*Instructions to follow*.
Where a line below holds the string "title", copy that line.
◆ ◆ ◆ ◆
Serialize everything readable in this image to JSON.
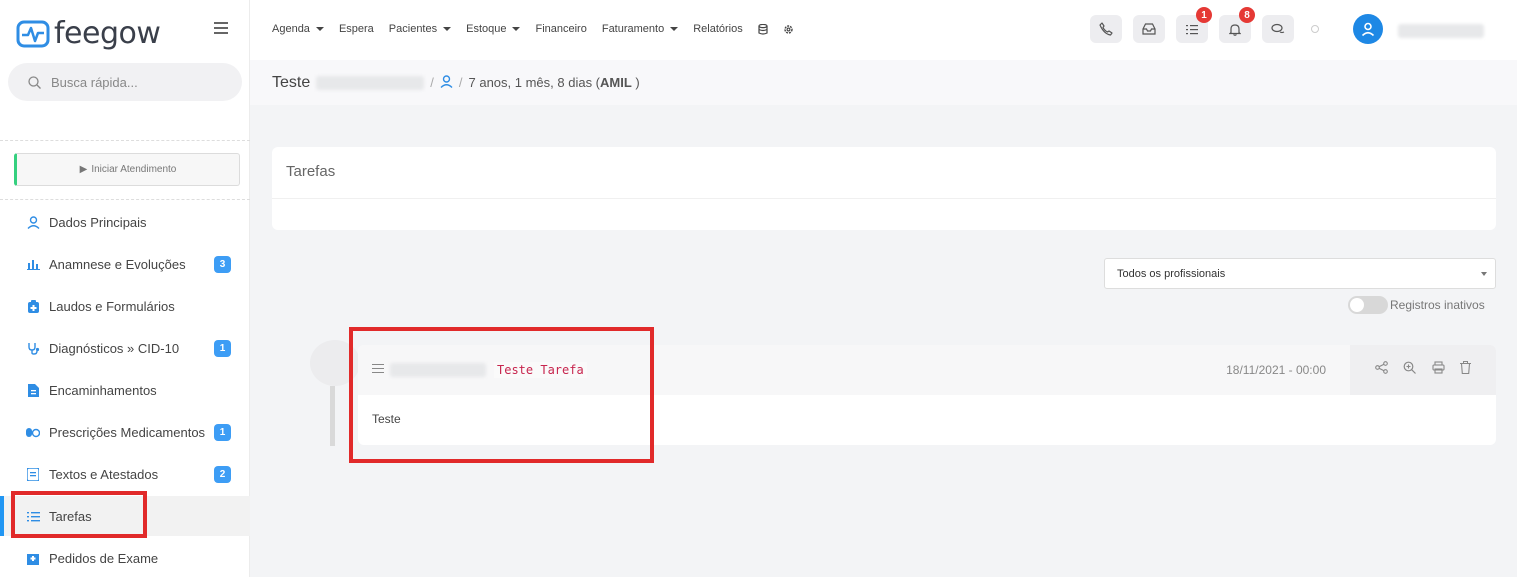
{
  "app": {
    "logo": "feegow"
  },
  "search": {
    "placeholder": "Busca rápida..."
  },
  "sidebar": {
    "start_label": "Iniciar Atendimento",
    "items": [
      {
        "label": "Dados Principais",
        "icon": "user-icon"
      },
      {
        "label": "Anamnese e Evoluções",
        "icon": "chart-icon",
        "badge": "3"
      },
      {
        "label": "Laudos e Formulários",
        "icon": "clipboard-icon"
      },
      {
        "label": "Diagnósticos » CID-10",
        "icon": "stethoscope-icon",
        "badge": "1"
      },
      {
        "label": "Encaminhamentos",
        "icon": "document-icon"
      },
      {
        "label": "Prescrições Medicamentos",
        "icon": "pills-icon",
        "badge": "1"
      },
      {
        "label": "Textos e Atestados",
        "icon": "certificate-icon",
        "badge": "2"
      },
      {
        "label": "Tarefas",
        "icon": "tasks-icon",
        "active": true
      },
      {
        "label": "Pedidos de Exame",
        "icon": "hospital-icon"
      }
    ]
  },
  "topnav": {
    "items": [
      {
        "label": "Agenda",
        "dropdown": true
      },
      {
        "label": "Espera"
      },
      {
        "label": "Pacientes",
        "dropdown": true
      },
      {
        "label": "Estoque",
        "dropdown": true
      },
      {
        "label": "Financeiro"
      },
      {
        "label": "Faturamento",
        "dropdown": true
      },
      {
        "label": "Relatórios"
      }
    ],
    "tasks_count": "1",
    "notifications_count": "8"
  },
  "breadcrumb": {
    "title": "Teste",
    "separator": "/",
    "patient_info": "7 anos, 1 mês, 8 dias (",
    "plan": "AMIL",
    "close_paren": " )"
  },
  "tasks_panel": {
    "title": "Tarefas"
  },
  "filter": {
    "selected": "Todos os profissionais",
    "toggle_label": "Registros inativos"
  },
  "task": {
    "title": "Teste Tarefa",
    "date": "18/11/2021 - 00:00",
    "body": "Teste"
  },
  "colors": {
    "accent": "#2196f3",
    "badge": "#3d9df5",
    "notification": "#e53935",
    "highlight_box": "#e12a2a",
    "start_border": "#35d07f"
  }
}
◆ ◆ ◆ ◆
*Answer below*.
    "title": "Teste",
    "title": "Tarefas"
    "title": "Teste Tarefa",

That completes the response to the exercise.